Since our style is Charlotte Mason / Montessori / Classical / Hands-on / Student-led [hehehe] we are doing a Nature Study this year. We’ll mostly be walking around our neighborhood and a couple of nature centers that are close by.


She did ask to do more science so we’ll be doing one day a week of reading together and one day of experimenting.


For the Bible this year, we are moving past the Jesus Storybook Bible, which we love but have read through a bunch, with something a little meatier. I also grabbed a couple sticker and coloring books from Dollar Tree for her to work on while I read aloud.


Reading has been a bit of a blemish on the otherwise great time we’ve been having together.
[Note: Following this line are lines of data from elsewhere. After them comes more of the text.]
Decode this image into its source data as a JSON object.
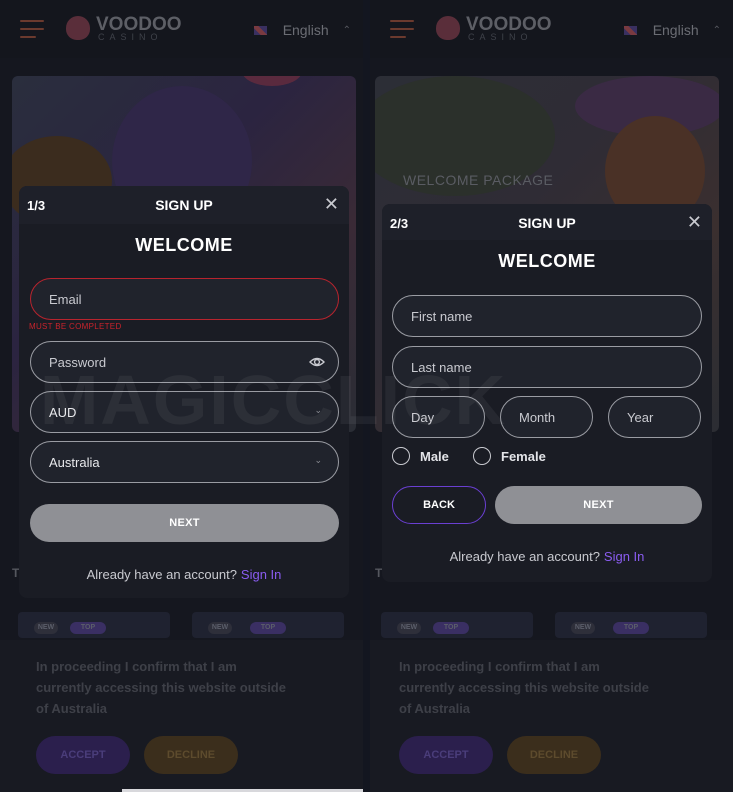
{
  "header": {
    "logo_text": "VOODOO",
    "logo_sub": "CASINO",
    "language": "English"
  },
  "hero": {
    "caption": "WELCOME PACKAGE"
  },
  "promo_badges": {
    "new": "NEW",
    "top": "TOP"
  },
  "modal_step1": {
    "step": "1/3",
    "title": "SIGN UP",
    "welcome": "WELCOME",
    "email_placeholder": "Email",
    "email_error": "MUST BE COMPLETED",
    "password_placeholder": "Password",
    "currency_value": "AUD",
    "country_value": "Australia",
    "next_label": "NEXT",
    "signin_prompt": "Already have an account?",
    "signin_link": "Sign In"
  },
  "modal_step2": {
    "step": "2/3",
    "title": "SIGN UP",
    "welcome": "WELCOME",
    "first_name_placeholder": "First name",
    "last_name_placeholder": "Last name",
    "day_placeholder": "Day",
    "month_placeholder": "Month",
    "year_placeholder": "Year",
    "male_label": "Male",
    "female_label": "Female",
    "back_label": "BACK",
    "next_label": "NEXT",
    "signin_prompt": "Already have an account?",
    "signin_link": "Sign In"
  },
  "consent": {
    "text": "In proceeding I confirm that I am currently accessing this website outside of Australia",
    "accept_label": "ACCEPT",
    "decline_label": "DECLINE"
  },
  "watermark": "MAGICCLICK",
  "edge_letter": "T",
  "colors": {
    "brand_purple": "#8a5cf0",
    "error_red": "#c8232c",
    "next_gray": "#8f9095",
    "panel_bg": "#15171f"
  }
}
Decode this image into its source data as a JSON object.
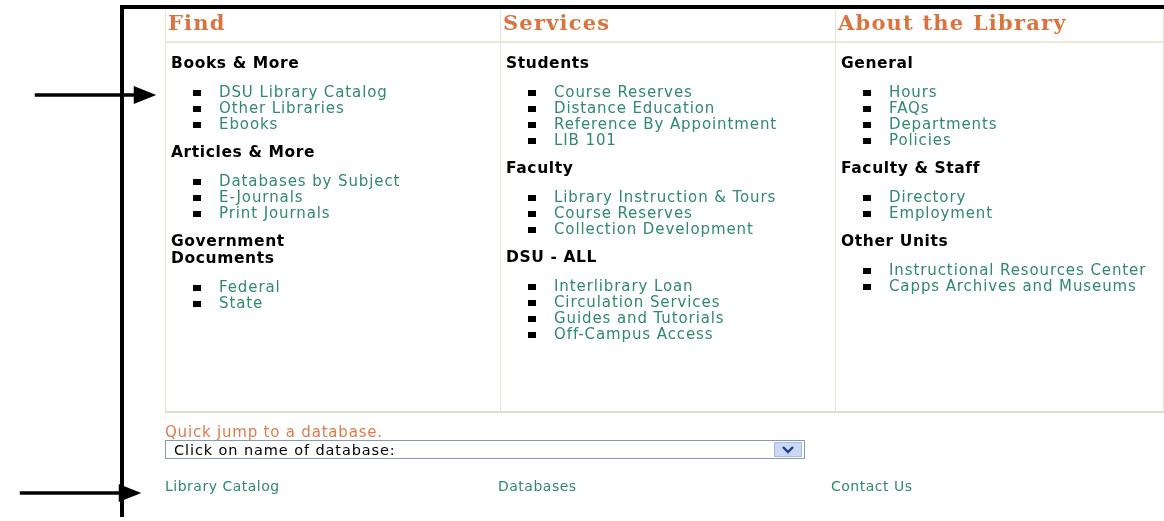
{
  "columns": [
    {
      "title": "Find",
      "sections": [
        {
          "heading": "Books & More",
          "links": [
            "DSU Library Catalog",
            "Other Libraries",
            "Ebooks"
          ]
        },
        {
          "heading": "Articles & More",
          "links": [
            "Databases by Subject",
            "E-Journals",
            "Print Journals"
          ]
        },
        {
          "heading": "Government Documents",
          "links": [
            "Federal",
            "State"
          ]
        }
      ]
    },
    {
      "title": "Services",
      "sections": [
        {
          "heading": "Students",
          "links": [
            "Course Reserves",
            "Distance Education",
            "Reference By Appointment",
            "LIB 101"
          ]
        },
        {
          "heading": "Faculty",
          "links": [
            "Library Instruction & Tours",
            "Course Reserves",
            "Collection Development"
          ]
        },
        {
          "heading": "DSU - ALL",
          "links": [
            "Interlibrary Loan",
            "Circulation Services",
            "Guides and Tutorials",
            "Off-Campus Access"
          ]
        }
      ]
    },
    {
      "title": "About the Library",
      "sections": [
        {
          "heading": "General",
          "links": [
            "Hours",
            "FAQs",
            "Departments",
            "Policies"
          ]
        },
        {
          "heading": "Faculty & Staff",
          "links": [
            "Directory",
            "Employment"
          ]
        },
        {
          "heading": "Other Units",
          "links": [
            "Instructional Resources Center",
            "Capps Archives and Museums"
          ]
        }
      ]
    }
  ],
  "quick_jump": {
    "label": "Quick jump to a database.",
    "value": "Click on name of database:"
  },
  "footer_links": [
    "Library Catalog",
    "Databases",
    "Contact Us"
  ]
}
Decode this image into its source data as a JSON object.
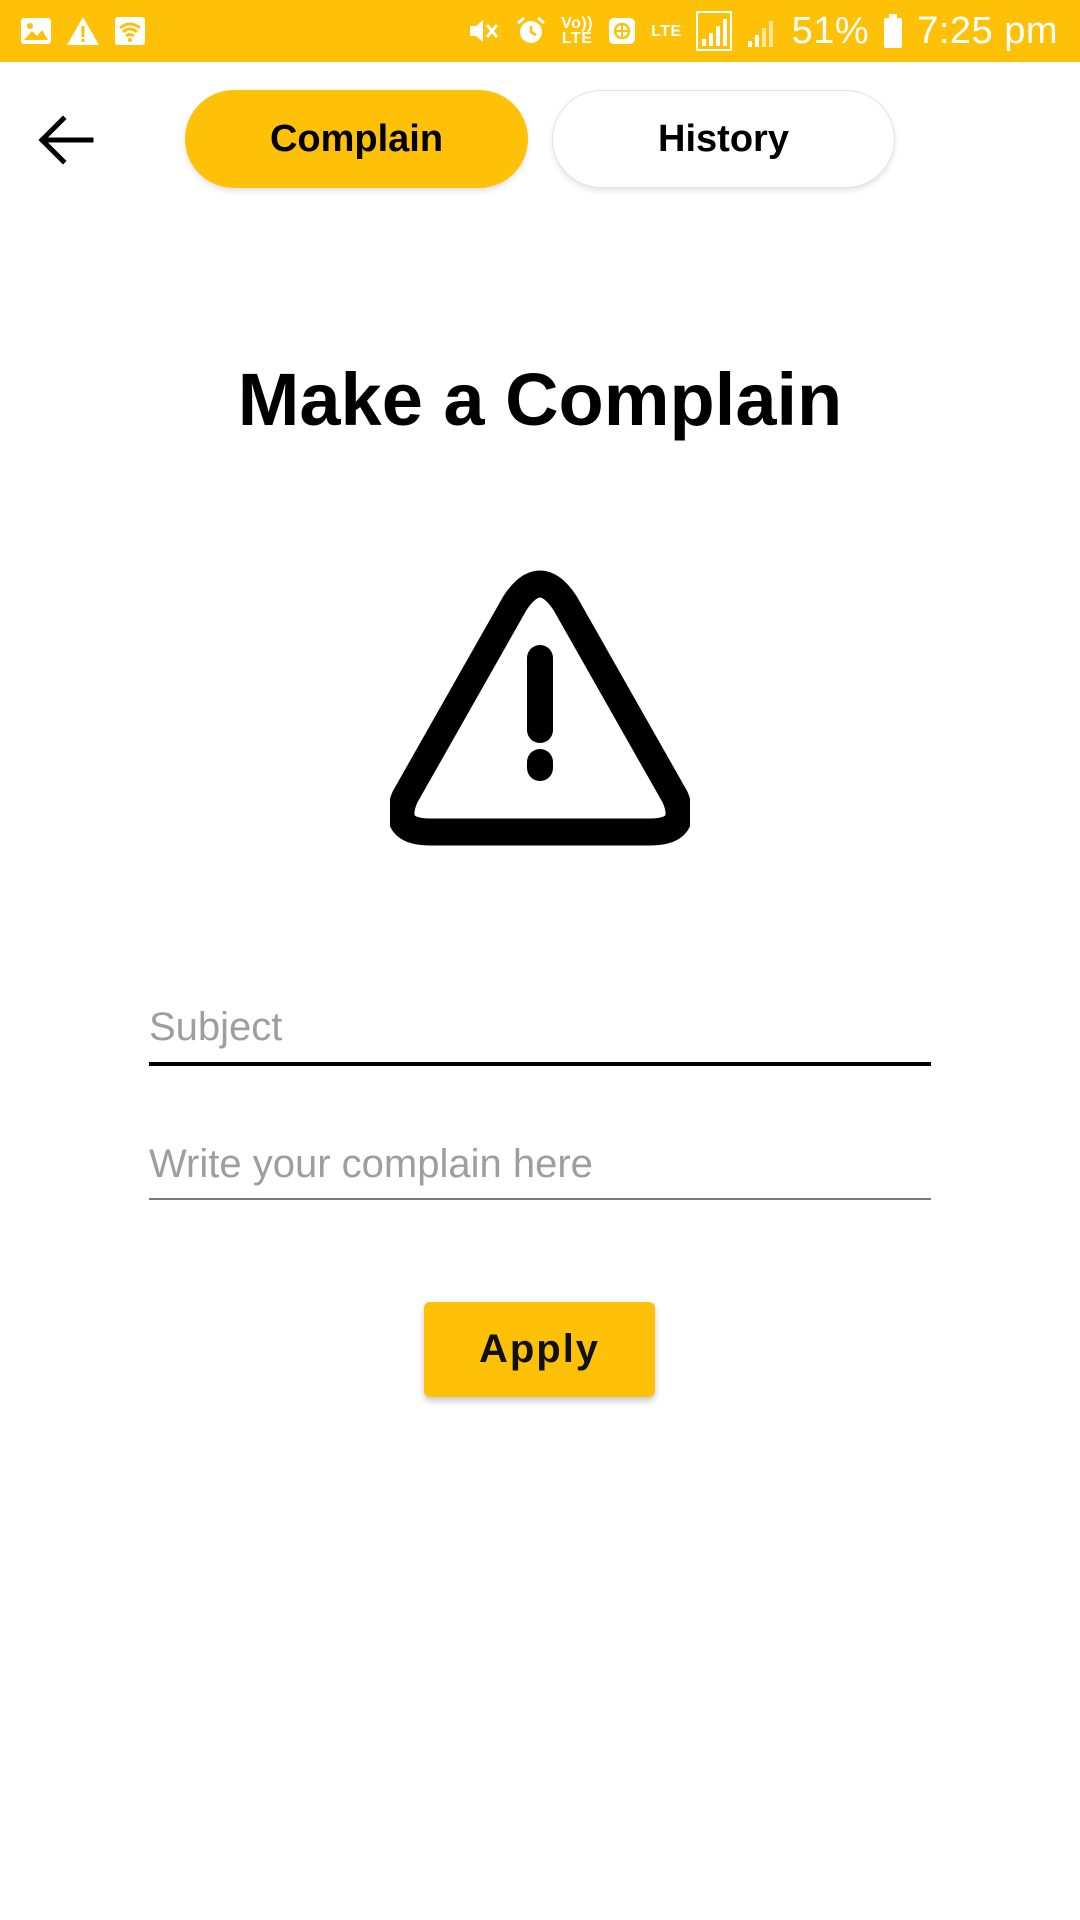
{
  "status_bar": {
    "battery_percent": "51%",
    "time": "7:25 pm",
    "volte_label": "Vo)) LTE",
    "lte_label": "LTE",
    "background": "#FFC107"
  },
  "header": {
    "back_icon": "arrow-left-icon",
    "tabs": [
      {
        "label": "Complain",
        "active": true
      },
      {
        "label": "History",
        "active": false
      }
    ]
  },
  "main": {
    "title": "Make a Complain",
    "icon": "warning-triangle-icon",
    "subject": {
      "placeholder": "Subject",
      "value": ""
    },
    "complain": {
      "placeholder": "Write your complain here",
      "value": ""
    },
    "apply_label": "Apply"
  },
  "colors": {
    "accent": "#FFC107",
    "text": "#000000",
    "placeholder": "#9E9E9E"
  }
}
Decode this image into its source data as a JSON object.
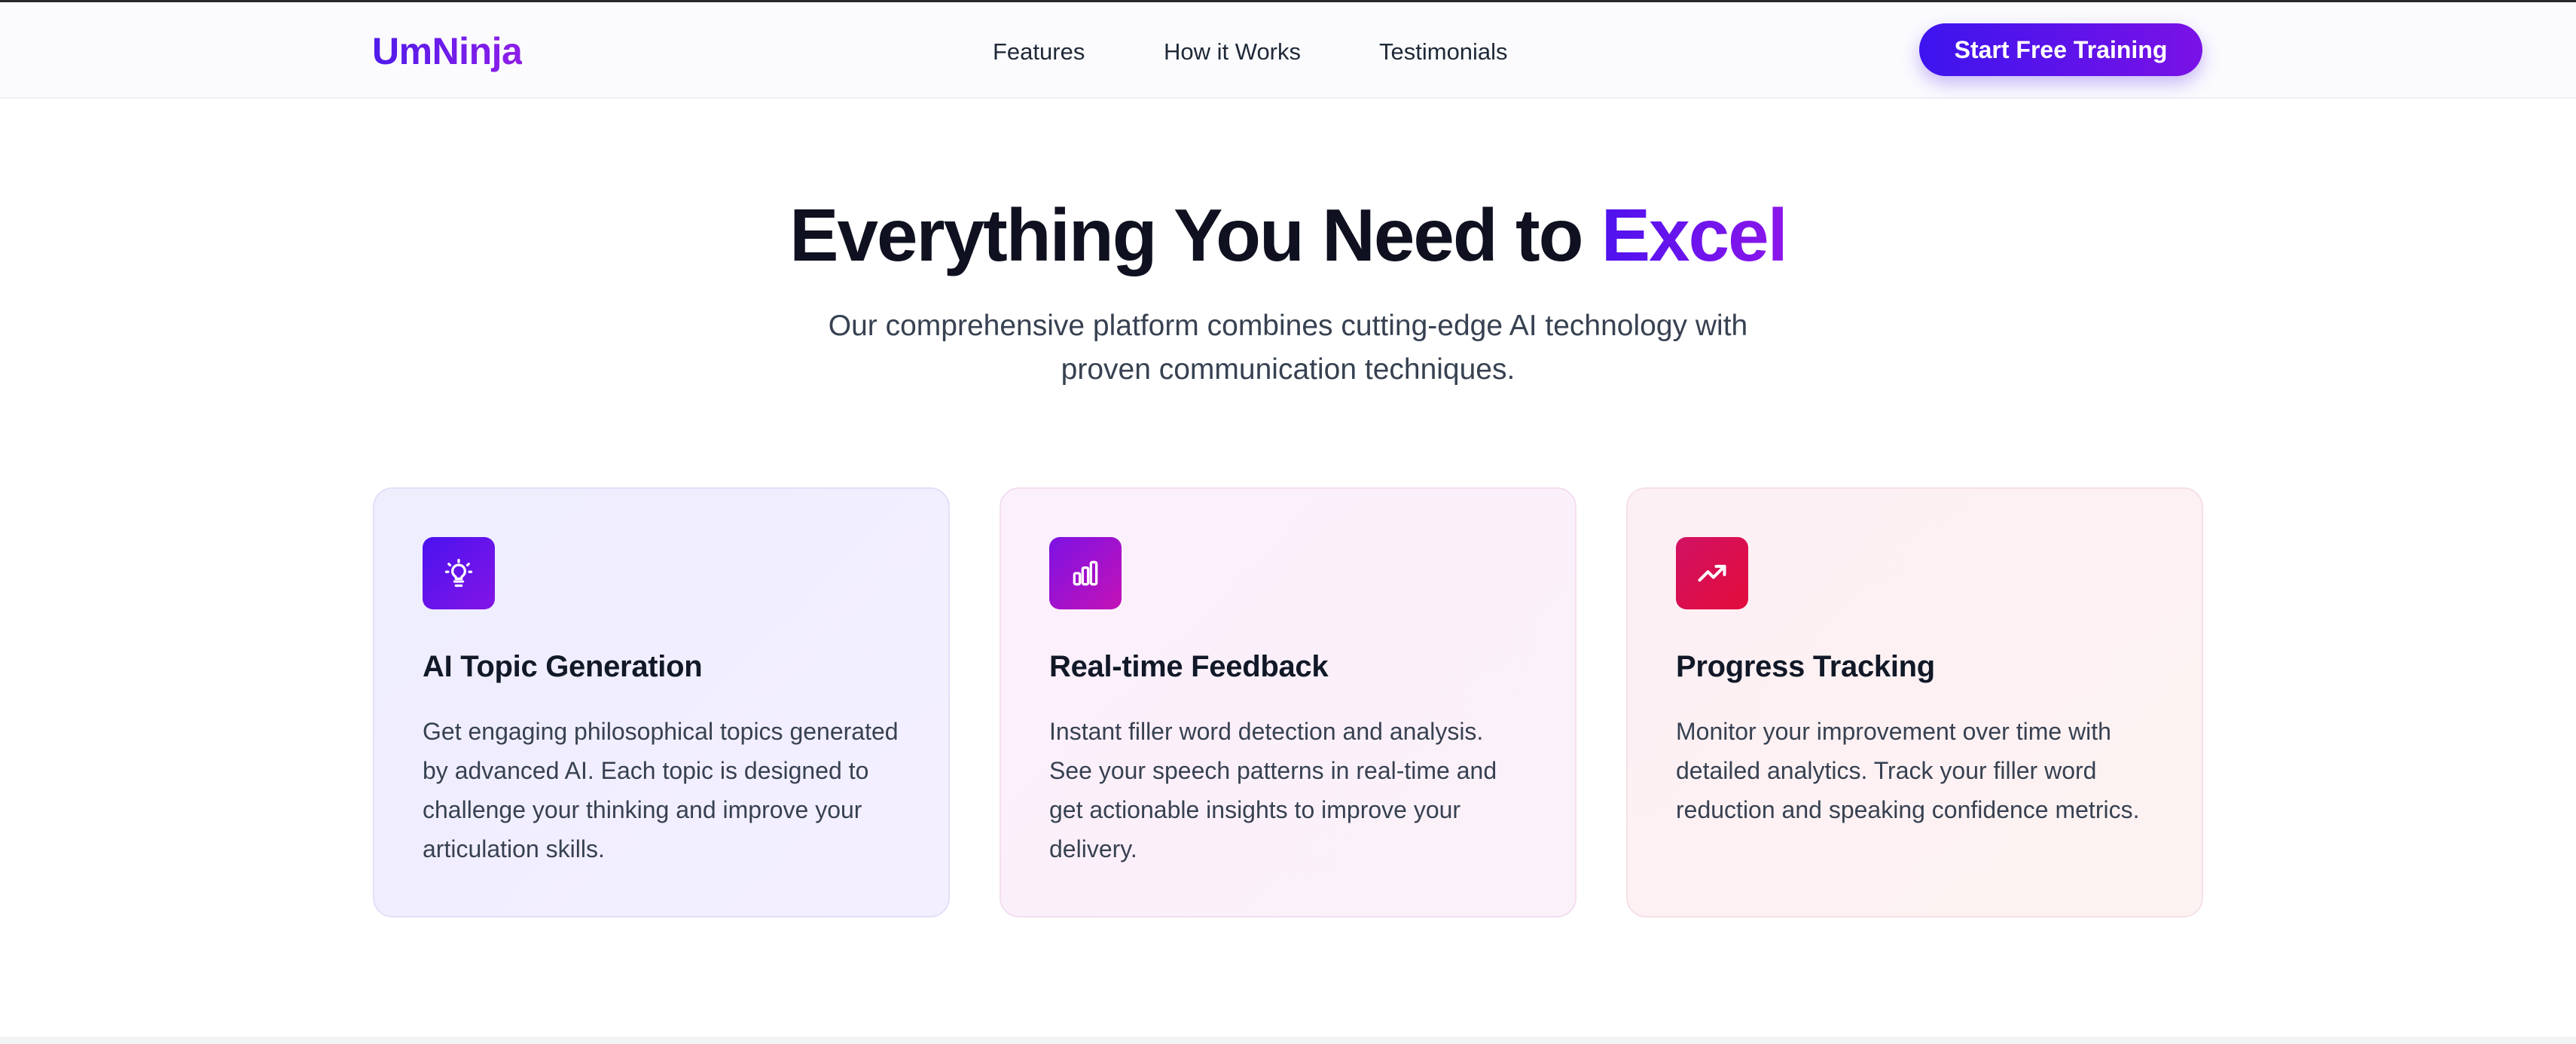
{
  "nav": {
    "brand": "UmNinja",
    "links": [
      "Features",
      "How it Works",
      "Testimonials"
    ],
    "cta_label": "Start Free Training"
  },
  "hero": {
    "title_main": "Everything You Need to ",
    "title_accent": "Excel",
    "subtitle": "Our comprehensive platform combines cutting-edge AI technology with proven communication techniques."
  },
  "features": [
    {
      "icon": "lightbulb-icon",
      "title": "AI Topic Generation",
      "body": "Get engaging philosophical topics generated by advanced AI. Each topic is designed to challenge your thinking and improve your articulation skills."
    },
    {
      "icon": "bar-chart-icon",
      "title": "Real-time Feedback",
      "body": "Instant filler word detection and analysis. See your speech patterns in real-time and get actionable insights to improve your delivery."
    },
    {
      "icon": "trending-up-icon",
      "title": "Progress Tracking",
      "body": "Monitor your improvement over time with detailed analytics. Track your filler word reduction and speaking confidence metrics."
    }
  ],
  "colors": {
    "brand_start": "#4f1bea",
    "brand_end": "#8e1ee8",
    "feature1_icon": "#5a13ec",
    "feature2_icon": "#a312d0",
    "feature3_icon": "#dc0f4c"
  }
}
We’ve tried a few of the different “Teach your kid in 100 lessons” style books and we both end up frustrated. So we’re relaxing in this subject for a while. We’re doing moveable alphabet work and the Explode the Code books. We’re also going to start the Phonics Museum [not pictured] program, which seems slower paced.


For History and Geography we’ll continue reading and doing coloring sheets from Story of the World. We’re going to work on map skills this year as well so I made this map puzzle from this pattern and we’ll do some of the activities from the books.


We will also continue our Magic Tree House real-alouds and mapping. I can hardly believe we’ve read almost 30 books together! They have been so fun!


We are going to continue Handwriting Without Tears and as much hands-on work as we can fit in. She loves these.


To keep everything organized, we have a weekly work folder where I can have worksheets ready to go. There’s nothing worse than sitting down to work and realizing you forgot to print something.

And, as requested, we’ll be doing tons of building with our wood blocks, legos, tinker boxes, and manipulatives.

I asked Lucy if she would rather do her school right after breakfast or while Landon is at school and Cohen is sleeping and she chose the morning. So our days will look something like this:

Partial Explode the Code lesson & Phonics Museum
Saxon Math
Handwriting Without Tears

Partial Explode the Code lesson & Phonics Museum
Saxon Math
Handwriting Without Tears
Story of the World or Map Skills

Partial Explode the Code lesson & Phonics Museum
Saxon Math
Handwriting Without Tears
Science Houghton Mifflin & either Berenstain Bears or Usborne

Phonics Museum
Saxon Math
Homeschool Co-op from 9-12 [Art, PE, Music, Sign Language]

Phonics Museum
Saxon Math
Science Little Explorers Experiments
Nature Study

I am curious to see if we will have to move some things to the afternoons when it’s quieter, but otherwise I feel pretty confident in our choices. Yay!